Problem statement:
Reproduce the listing below word for word, with no pictures.

Records shown:
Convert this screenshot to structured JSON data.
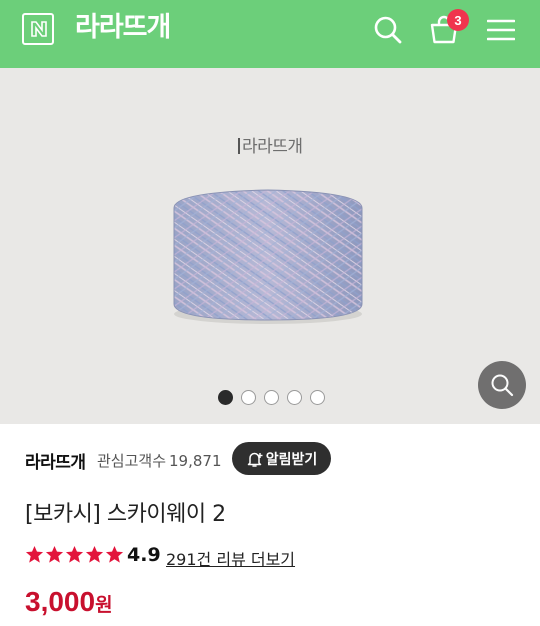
{
  "header": {
    "logo_icon": "naver-n-icon",
    "shop_title": "라라뜨개",
    "search_icon": "search-icon",
    "cart_icon": "shopping-bag-icon",
    "cart_count": "3",
    "menu_icon": "hamburger-menu-icon",
    "background_color": "#6ccf7a"
  },
  "gallery": {
    "watermark": "라라뜨개",
    "image_count": 5,
    "active_index": 0,
    "zoom_icon": "zoom-search-icon"
  },
  "store": {
    "name": "라라뜨개",
    "followers_label": "관심고객수",
    "followers_count": "19,871",
    "follow_button_label": "알림받기",
    "follow_icon": "bell-plus-icon"
  },
  "product": {
    "title": "[보카시] 스카이웨이 2",
    "rating": "4.9",
    "stars_filled": 5,
    "review_link": "291건 리뷰 더보기",
    "price": "3,000",
    "price_unit": "원",
    "price_color": "#c8102e"
  }
}
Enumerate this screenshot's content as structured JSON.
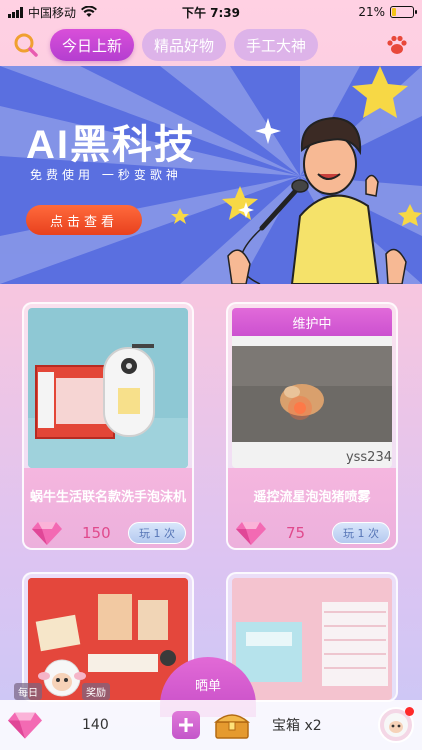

Task solution:
Convert this screenshot to structured JSON data.
{
  "header": {
    "logo_icon": "naver-n-icon",
    "shop_title": "라라뜨개",
    "search_icon": "search-icon",
    "cart_icon": "shopping-bag-icon",
    "cart_count": "3",
    "menu_icon": "hamburger-menu-icon",
    "background_color": "#6ccf7a"
  },
  "gallery": {
    "watermark": "라라뜨개",
    "image_count": 5,
    "active_index": 0,
    "zoom_icon": "zoom-search-icon"
  },
  "store": {
    "name": "라라뜨개",
    "followers_label": "관심고객수",
    "followers_count": "19,871",
    "follow_button_label": "알림받기",
    "follow_icon": "bell-plus-icon"
  },
  "product": {
    "title": "[보카시] 스카이웨이 2",
    "rating": "4.9",
    "stars_filled": 5,
    "review_link": "291건 리뷰 더보기",
    "price": "3,000",
    "price_unit": "원",
    "price_color": "#c8102e"
  }
}
Enumerate this screenshot's content as structured JSON.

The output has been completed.